→ Exercise description
The whole listing is to be given again without alteration, except that its pictures are dropped.

→ The data
* * * *
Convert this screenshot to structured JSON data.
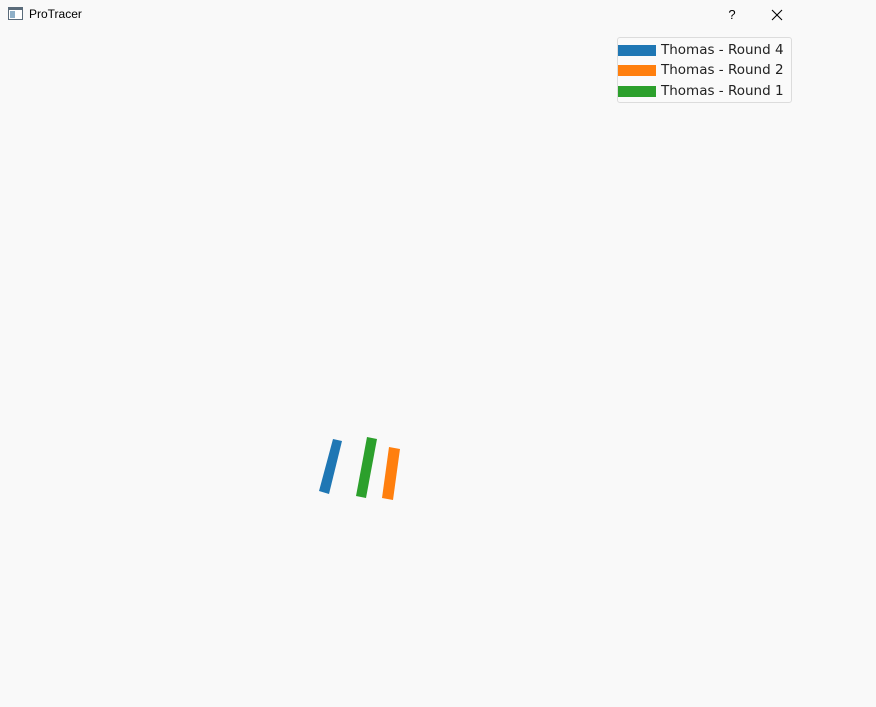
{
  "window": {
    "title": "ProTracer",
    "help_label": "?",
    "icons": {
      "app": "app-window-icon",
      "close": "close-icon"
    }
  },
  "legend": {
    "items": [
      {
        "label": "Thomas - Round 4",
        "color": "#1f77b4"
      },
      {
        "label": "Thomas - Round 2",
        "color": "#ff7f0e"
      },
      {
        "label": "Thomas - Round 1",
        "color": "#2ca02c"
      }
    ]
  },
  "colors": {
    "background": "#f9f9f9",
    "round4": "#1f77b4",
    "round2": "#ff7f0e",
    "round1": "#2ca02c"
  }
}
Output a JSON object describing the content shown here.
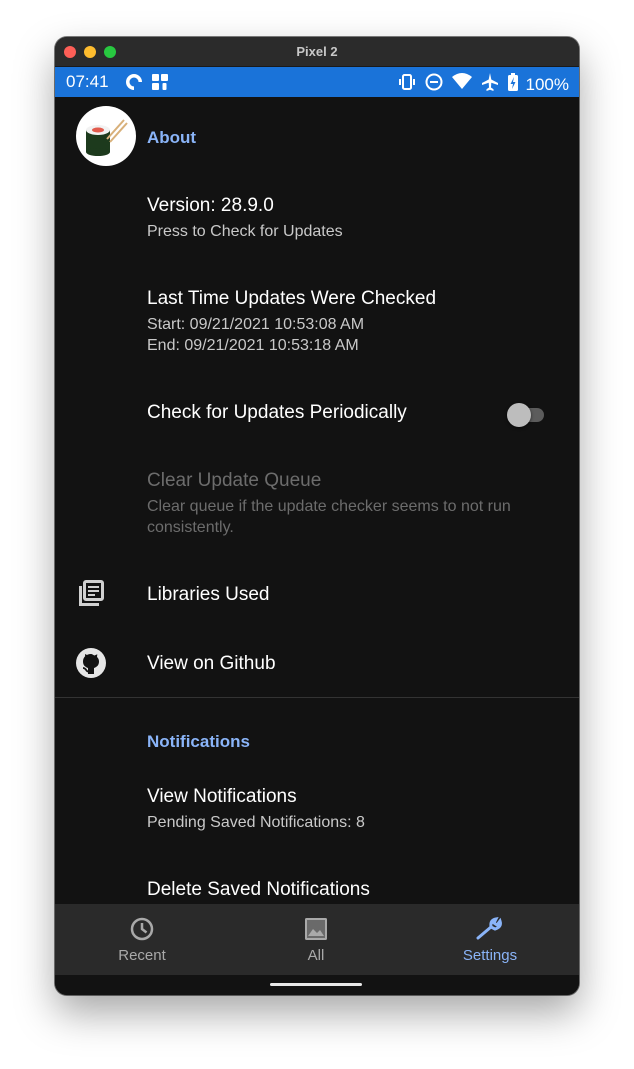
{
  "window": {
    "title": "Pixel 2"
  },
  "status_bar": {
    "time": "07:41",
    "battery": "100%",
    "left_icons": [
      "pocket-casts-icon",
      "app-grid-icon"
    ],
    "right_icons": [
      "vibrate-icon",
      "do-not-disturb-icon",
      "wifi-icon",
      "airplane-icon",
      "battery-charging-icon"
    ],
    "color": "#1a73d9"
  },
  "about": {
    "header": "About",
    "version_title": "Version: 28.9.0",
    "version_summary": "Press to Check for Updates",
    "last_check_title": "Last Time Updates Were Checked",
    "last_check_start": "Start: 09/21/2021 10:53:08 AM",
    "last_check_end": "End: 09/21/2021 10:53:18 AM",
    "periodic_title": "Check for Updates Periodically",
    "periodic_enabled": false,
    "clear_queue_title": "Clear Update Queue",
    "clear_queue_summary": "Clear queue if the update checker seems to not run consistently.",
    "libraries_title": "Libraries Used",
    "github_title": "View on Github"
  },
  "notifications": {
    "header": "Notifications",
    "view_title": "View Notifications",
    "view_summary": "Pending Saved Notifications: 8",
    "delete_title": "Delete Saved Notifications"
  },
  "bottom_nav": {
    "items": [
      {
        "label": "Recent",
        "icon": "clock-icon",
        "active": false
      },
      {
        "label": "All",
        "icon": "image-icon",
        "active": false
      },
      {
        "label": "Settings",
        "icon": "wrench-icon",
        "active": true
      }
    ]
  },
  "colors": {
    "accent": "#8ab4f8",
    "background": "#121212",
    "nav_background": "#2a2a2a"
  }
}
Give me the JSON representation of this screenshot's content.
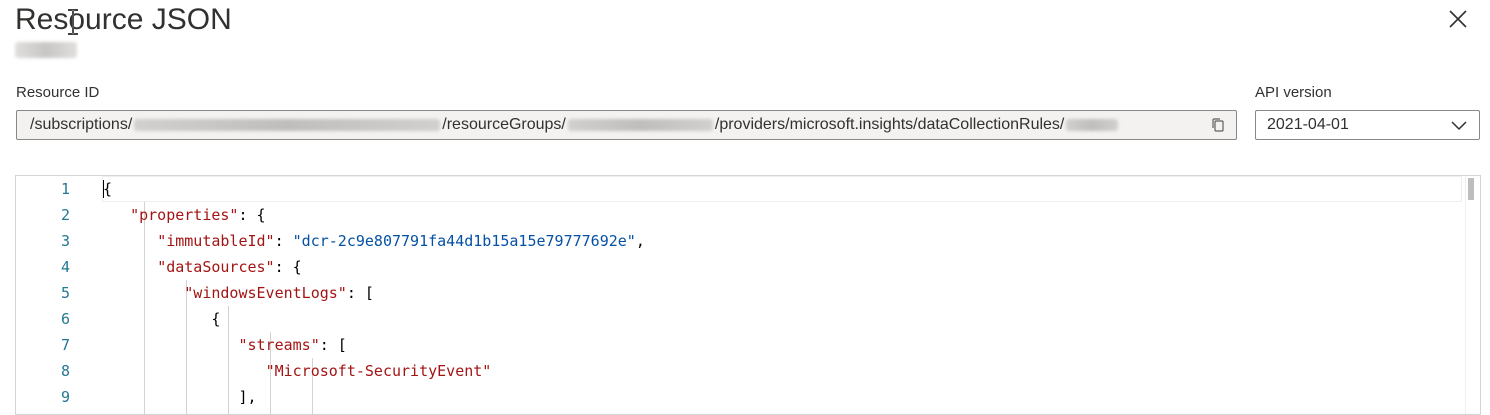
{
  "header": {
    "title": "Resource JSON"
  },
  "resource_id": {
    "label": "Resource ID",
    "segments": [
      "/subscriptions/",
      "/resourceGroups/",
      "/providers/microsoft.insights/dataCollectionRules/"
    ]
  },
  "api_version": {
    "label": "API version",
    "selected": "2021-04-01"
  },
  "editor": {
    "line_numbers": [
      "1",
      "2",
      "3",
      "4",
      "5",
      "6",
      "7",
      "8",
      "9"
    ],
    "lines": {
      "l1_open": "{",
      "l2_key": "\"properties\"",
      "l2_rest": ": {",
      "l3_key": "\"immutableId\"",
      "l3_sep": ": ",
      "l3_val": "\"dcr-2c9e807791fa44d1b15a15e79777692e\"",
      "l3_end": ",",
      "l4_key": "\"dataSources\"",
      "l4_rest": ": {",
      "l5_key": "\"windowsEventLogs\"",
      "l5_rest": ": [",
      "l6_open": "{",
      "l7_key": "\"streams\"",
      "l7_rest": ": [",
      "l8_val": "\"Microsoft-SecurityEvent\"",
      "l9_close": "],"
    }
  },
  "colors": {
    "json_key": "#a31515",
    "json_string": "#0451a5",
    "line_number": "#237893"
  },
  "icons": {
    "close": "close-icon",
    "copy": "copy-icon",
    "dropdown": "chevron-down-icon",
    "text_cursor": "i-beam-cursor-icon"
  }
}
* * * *
→ Answer space
Convert this screenshot to structured JSON data.
{
  "window": {
    "title": "ProTracer",
    "help_label": "?",
    "icons": {
      "app": "app-window-icon",
      "close": "close-icon"
    }
  },
  "legend": {
    "items": [
      {
        "label": "Thomas - Round 4",
        "color": "#1f77b4"
      },
      {
        "label": "Thomas - Round 2",
        "color": "#ff7f0e"
      },
      {
        "label": "Thomas - Round 1",
        "color": "#2ca02c"
      }
    ]
  },
  "colors": {
    "background": "#f9f9f9",
    "round4": "#1f77b4",
    "round2": "#ff7f0e",
    "round1": "#2ca02c"
  }
}
Output a JSON object describing the content shown here.
{
  "window": {
    "title": "Pixel 2"
  },
  "status_bar": {
    "time": "07:41",
    "battery": "100%",
    "left_icons": [
      "pocket-casts-icon",
      "app-grid-icon"
    ],
    "right_icons": [
      "vibrate-icon",
      "do-not-disturb-icon",
      "wifi-icon",
      "airplane-icon",
      "battery-charging-icon"
    ],
    "color": "#1a73d9"
  },
  "about": {
    "header": "About",
    "version_title": "Version: 28.9.0",
    "version_summary": "Press to Check for Updates",
    "last_check_title": "Last Time Updates Were Checked",
    "last_check_start": "Start: 09/21/2021 10:53:08 AM",
    "last_check_end": "End: 09/21/2021 10:53:18 AM",
    "periodic_title": "Check for Updates Periodically",
    "periodic_enabled": false,
    "clear_queue_title": "Clear Update Queue",
    "clear_queue_summary": "Clear queue if the update checker seems to not run consistently.",
    "libraries_title": "Libraries Used",
    "github_title": "View on Github"
  },
  "notifications": {
    "header": "Notifications",
    "view_title": "View Notifications",
    "view_summary": "Pending Saved Notifications: 8",
    "delete_title": "Delete Saved Notifications"
  },
  "bottom_nav": {
    "items": [
      {
        "label": "Recent",
        "icon": "clock-icon",
        "active": false
      },
      {
        "label": "All",
        "icon": "image-icon",
        "active": false
      },
      {
        "label": "Settings",
        "icon": "wrench-icon",
        "active": true
      }
    ]
  },
  "colors": {
    "accent": "#8ab4f8",
    "background": "#121212",
    "nav_background": "#2a2a2a"
  }
}
Give me the JSON representation of this screenshot's content.
{
  "header": {
    "title": "Resource JSON"
  },
  "resource_id": {
    "label": "Resource ID",
    "segments": [
      "/subscriptions/",
      "/resourceGroups/",
      "/providers/microsoft.insights/dataCollectionRules/"
    ]
  },
  "api_version": {
    "label": "API version",
    "selected": "2021-04-01"
  },
  "editor": {
    "line_numbers": [
      "1",
      "2",
      "3",
      "4",
      "5",
      "6",
      "7",
      "8",
      "9"
    ],
    "lines": {
      "l1_open": "{",
      "l2_key": "\"properties\"",
      "l2_rest": ": {",
      "l3_key": "\"immutableId\"",
      "l3_sep": ": ",
      "l3_val": "\"dcr-2c9e807791fa44d1b15a15e79777692e\"",
      "l3_end": ",",
      "l4_key": "\"dataSources\"",
      "l4_rest": ": {",
      "l5_key": "\"windowsEventLogs\"",
      "l5_rest": ": [",
      "l6_open": "{",
      "l7_key": "\"streams\"",
      "l7_rest": ": [",
      "l8_val": "\"Microsoft-SecurityEvent\"",
      "l9_close": "],"
    }
  },
  "colors": {
    "json_key": "#a31515",
    "json_string": "#0451a5",
    "line_number": "#237893"
  },
  "icons": {
    "close": "close-icon",
    "copy": "copy-icon",
    "dropdown": "chevron-down-icon",
    "text_cursor": "i-beam-cursor-icon"
  }
}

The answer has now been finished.